[YOUR INSTRUCTIONS] Your answer should consist of the complete listing, repeated verbatim.

+--

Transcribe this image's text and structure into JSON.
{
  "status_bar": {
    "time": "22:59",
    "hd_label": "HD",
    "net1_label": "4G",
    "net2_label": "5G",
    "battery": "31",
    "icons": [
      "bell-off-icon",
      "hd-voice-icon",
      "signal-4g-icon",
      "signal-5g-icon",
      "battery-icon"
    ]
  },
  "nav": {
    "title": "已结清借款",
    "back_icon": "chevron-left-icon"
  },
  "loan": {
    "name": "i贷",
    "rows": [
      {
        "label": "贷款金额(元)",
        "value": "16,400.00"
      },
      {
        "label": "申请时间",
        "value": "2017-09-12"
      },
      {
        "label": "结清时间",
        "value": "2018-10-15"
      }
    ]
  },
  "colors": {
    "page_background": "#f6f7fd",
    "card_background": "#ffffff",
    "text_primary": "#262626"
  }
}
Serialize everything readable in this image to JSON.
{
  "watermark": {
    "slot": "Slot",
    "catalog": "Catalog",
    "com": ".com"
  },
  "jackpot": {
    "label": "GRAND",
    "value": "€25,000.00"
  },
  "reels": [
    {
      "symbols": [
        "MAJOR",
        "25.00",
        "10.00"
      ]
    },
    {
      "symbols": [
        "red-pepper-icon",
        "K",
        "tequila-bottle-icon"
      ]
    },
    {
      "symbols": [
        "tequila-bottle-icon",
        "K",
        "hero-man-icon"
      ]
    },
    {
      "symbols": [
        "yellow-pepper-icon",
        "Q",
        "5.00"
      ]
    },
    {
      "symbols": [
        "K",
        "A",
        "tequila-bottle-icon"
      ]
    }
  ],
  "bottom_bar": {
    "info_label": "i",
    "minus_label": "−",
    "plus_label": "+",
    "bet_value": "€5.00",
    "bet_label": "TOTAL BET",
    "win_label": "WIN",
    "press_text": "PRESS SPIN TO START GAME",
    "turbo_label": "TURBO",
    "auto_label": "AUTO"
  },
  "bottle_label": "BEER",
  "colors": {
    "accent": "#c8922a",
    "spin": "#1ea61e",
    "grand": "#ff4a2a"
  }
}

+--

[RESPONSE FOR THIS EXERCISE]
Transcribe this image's text and structure into JSON.
{
  "status_bar": {
    "time": "22:59",
    "hd_label": "HD",
    "net1_label": "4G",
    "net2_label": "5G",
    "battery": "31",
    "icons": [
      "bell-off-icon",
      "hd-voice-icon",
      "signal-4g-icon",
      "signal-5g-icon",
      "battery-icon"
    ]
  },
  "nav": {
    "title": "已结清借款",
    "back_icon": "chevron-left-icon"
  },
  "loan": {
    "name": "i贷",
    "rows": [
      {
        "label": "贷款金额(元)",
        "value": "16,400.00"
      },
      {
        "label": "申请时间",
        "value": "2017-09-12"
      },
      {
        "label": "结清时间",
        "value": "2018-10-15"
      }
    ]
  },
  "colors": {
    "page_background": "#f6f7fd",
    "card_background": "#ffffff",
    "text_primary": "#262626"
  }
}
Serialize everything readable in this image to JSON.
{
  "watermark": {
    "slot": "Slot",
    "catalog": "Catalog",
    "com": ".com"
  },
  "jackpot": {
    "label": "GRAND",
    "value": "€25,000.00"
  },
  "reels": [
    {
      "symbols": [
        "MAJOR",
        "25.00",
        "10.00"
      ]
    },
    {
      "symbols": [
        "red-pepper-icon",
        "K",
        "tequila-bottle-icon"
      ]
    },
    {
      "symbols": [
        "tequila-bottle-icon",
        "K",
        "hero-man-icon"
      ]
    },
    {
      "symbols": [
        "yellow-pepper-icon",
        "Q",
        "5.00"
      ]
    },
    {
      "symbols": [
        "K",
        "A",
        "tequila-bottle-icon"
      ]
    }
  ],
  "bottom_bar": {
    "info_label": "i",
    "minus_label": "−",
    "plus_label": "+",
    "bet_value": "€5.00",
    "bet_label": "TOTAL BET",
    "win_label": "WIN",
    "press_text": "PRESS SPIN TO START GAME",
    "turbo_label": "TURBO",
    "auto_label": "AUTO"
  },
  "bottle_label": "BEER",
  "colors": {
    "accent": "#c8922a",
    "spin": "#1ea61e",
    "grand": "#ff4a2a"
  }
}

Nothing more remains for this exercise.